[Data provided — start]
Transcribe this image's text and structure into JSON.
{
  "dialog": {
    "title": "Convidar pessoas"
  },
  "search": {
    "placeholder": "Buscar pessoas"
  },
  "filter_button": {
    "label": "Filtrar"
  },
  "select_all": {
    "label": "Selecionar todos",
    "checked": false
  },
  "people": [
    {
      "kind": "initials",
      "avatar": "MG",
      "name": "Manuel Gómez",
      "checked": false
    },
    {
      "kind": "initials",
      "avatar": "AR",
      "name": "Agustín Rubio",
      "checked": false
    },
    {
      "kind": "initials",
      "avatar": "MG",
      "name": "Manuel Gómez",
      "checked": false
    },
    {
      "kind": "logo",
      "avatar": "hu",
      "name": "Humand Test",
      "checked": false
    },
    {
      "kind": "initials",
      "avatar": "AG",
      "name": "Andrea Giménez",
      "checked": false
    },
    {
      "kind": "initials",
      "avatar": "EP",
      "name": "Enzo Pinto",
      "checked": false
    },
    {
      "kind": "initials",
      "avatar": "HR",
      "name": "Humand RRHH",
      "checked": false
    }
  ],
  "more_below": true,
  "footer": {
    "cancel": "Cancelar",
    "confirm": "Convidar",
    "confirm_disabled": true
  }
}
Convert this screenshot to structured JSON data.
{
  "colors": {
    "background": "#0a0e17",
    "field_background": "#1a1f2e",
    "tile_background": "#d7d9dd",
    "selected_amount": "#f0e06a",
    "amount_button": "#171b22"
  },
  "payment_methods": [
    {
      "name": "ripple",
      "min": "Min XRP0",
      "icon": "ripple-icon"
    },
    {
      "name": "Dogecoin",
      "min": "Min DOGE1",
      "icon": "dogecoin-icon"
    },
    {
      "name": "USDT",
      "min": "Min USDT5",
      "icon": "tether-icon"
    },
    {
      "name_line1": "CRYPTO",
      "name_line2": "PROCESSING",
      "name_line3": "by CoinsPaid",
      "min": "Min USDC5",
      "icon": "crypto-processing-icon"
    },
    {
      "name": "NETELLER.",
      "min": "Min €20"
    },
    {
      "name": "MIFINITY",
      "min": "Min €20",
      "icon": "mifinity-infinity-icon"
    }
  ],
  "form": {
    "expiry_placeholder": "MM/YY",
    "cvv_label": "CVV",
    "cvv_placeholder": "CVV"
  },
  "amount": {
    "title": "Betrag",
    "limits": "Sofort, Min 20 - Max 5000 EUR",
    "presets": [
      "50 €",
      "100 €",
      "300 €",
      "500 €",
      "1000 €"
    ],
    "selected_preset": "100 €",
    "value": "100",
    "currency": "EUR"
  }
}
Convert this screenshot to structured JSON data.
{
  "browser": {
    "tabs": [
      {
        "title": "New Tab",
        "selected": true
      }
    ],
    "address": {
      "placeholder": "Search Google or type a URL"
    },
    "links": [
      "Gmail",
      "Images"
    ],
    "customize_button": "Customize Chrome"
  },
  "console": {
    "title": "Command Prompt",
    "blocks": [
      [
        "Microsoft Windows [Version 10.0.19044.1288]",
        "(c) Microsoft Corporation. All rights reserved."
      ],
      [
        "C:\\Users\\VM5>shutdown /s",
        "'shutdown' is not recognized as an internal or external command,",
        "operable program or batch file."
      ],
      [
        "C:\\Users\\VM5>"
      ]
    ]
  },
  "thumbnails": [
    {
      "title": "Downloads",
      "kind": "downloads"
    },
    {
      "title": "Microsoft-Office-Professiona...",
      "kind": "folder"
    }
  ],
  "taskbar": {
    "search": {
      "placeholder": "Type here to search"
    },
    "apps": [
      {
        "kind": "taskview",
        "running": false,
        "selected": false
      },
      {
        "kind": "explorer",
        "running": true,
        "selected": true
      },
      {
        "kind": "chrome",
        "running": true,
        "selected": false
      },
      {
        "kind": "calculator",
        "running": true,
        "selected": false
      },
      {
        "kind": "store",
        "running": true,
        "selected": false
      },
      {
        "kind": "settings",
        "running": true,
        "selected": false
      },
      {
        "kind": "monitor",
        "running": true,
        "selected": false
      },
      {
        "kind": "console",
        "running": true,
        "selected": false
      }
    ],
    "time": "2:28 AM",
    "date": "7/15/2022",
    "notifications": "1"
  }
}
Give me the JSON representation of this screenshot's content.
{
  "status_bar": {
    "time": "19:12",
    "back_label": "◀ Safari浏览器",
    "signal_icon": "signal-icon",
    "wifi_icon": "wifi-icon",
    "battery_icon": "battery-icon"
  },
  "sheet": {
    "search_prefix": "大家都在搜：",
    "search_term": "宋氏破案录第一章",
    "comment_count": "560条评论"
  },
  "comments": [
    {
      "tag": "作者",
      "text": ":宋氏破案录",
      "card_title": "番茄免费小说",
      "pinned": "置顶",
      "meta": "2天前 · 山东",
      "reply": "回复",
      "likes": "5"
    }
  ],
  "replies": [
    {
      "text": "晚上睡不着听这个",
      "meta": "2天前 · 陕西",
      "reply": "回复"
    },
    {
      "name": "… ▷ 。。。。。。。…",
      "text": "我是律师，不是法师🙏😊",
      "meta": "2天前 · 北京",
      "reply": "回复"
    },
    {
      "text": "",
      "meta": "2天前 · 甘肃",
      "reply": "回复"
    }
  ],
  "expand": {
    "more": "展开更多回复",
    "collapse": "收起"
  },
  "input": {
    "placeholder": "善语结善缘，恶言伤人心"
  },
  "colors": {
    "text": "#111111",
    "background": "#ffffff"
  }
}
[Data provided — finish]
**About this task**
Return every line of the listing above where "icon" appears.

**Output for this exercise**
      "icon": "ripple-icon"
      "icon": "dogecoin-icon"
      "icon": "tether-icon"
      "icon": "crypto-processing-icon"
      "icon": "mifinity-infinity-icon"
    "signal_icon": "signal-icon",
    "wifi_icon": "wifi-icon",
    "battery_icon": "battery-icon"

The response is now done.